3) We'll toss this in for the bonus round: think Carmelo Anthony is going to be pissed?

Let's back up though, to bullet #1: for the most part, Argentina has kept up, and part of the reason why they got blown out in the final game of pool play is that the U.S. got mad with the chippy play, not least of all Facundo Campazzo's low blow against Anthony, who, as we say, is likely to play with a certain level of irritation.

As for Scola, not to go all Sherlock on you, but it's pretty clear from his comments that his coach is speaking through him, albeit a bit cryptically, and that the idea was to slow the U.S down (and will be again).

Easier said that done of course; no one has slowed this team down much at all.

Here's a thorough look at how Argentina will come at the U.S. by Zach Lowe.

Still, the problems remain the same: Argentina is a superb team, though aging, and they already face a talent deficit, made worse by angering the vastly more talented Americans, who, we suspect, are going to want to put their foot down early.

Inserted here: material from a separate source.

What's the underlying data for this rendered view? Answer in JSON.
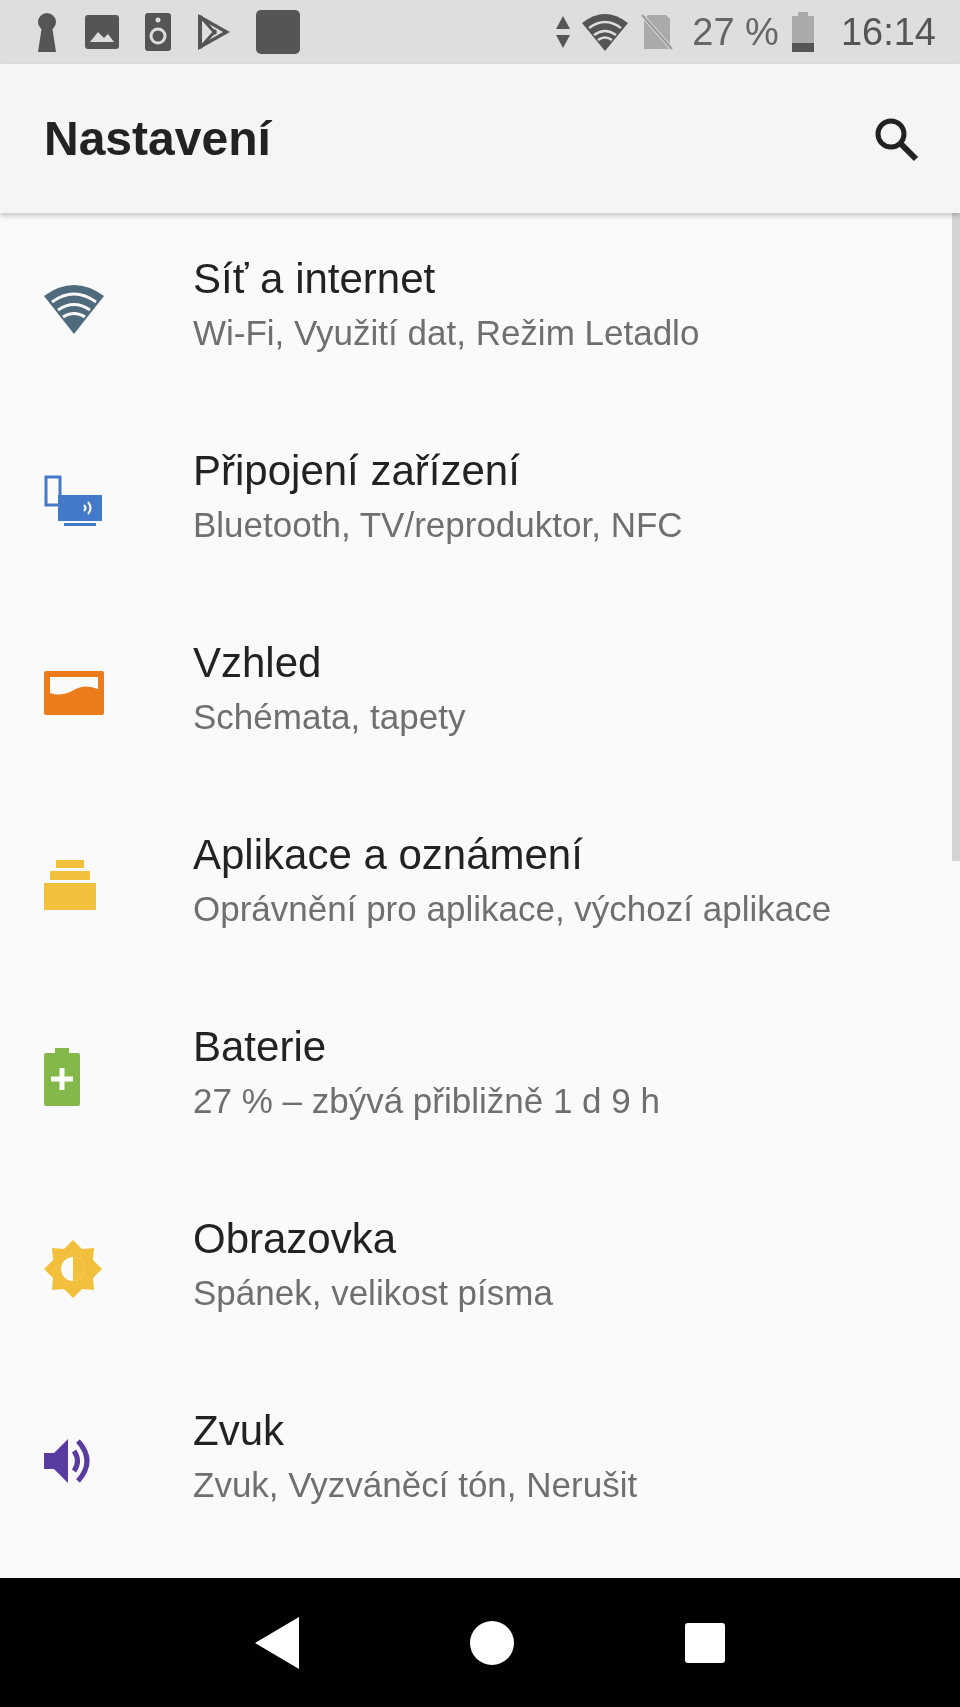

Aside from unfortunately angering the players, whatever is said publicly, those who follow Duke closely know that Coach K is (typically) far more competitive than his players and does not take kindly to slights or insults or physical provocations.

We will be very surprised if the U.S. doesn't come out with a ferocious intensity.

By the way, how might the Dwight Howard trade affect the game? It has an immediate effect on Andre Iguodala and a lesser one on Kobe Bryant. Just food for thought.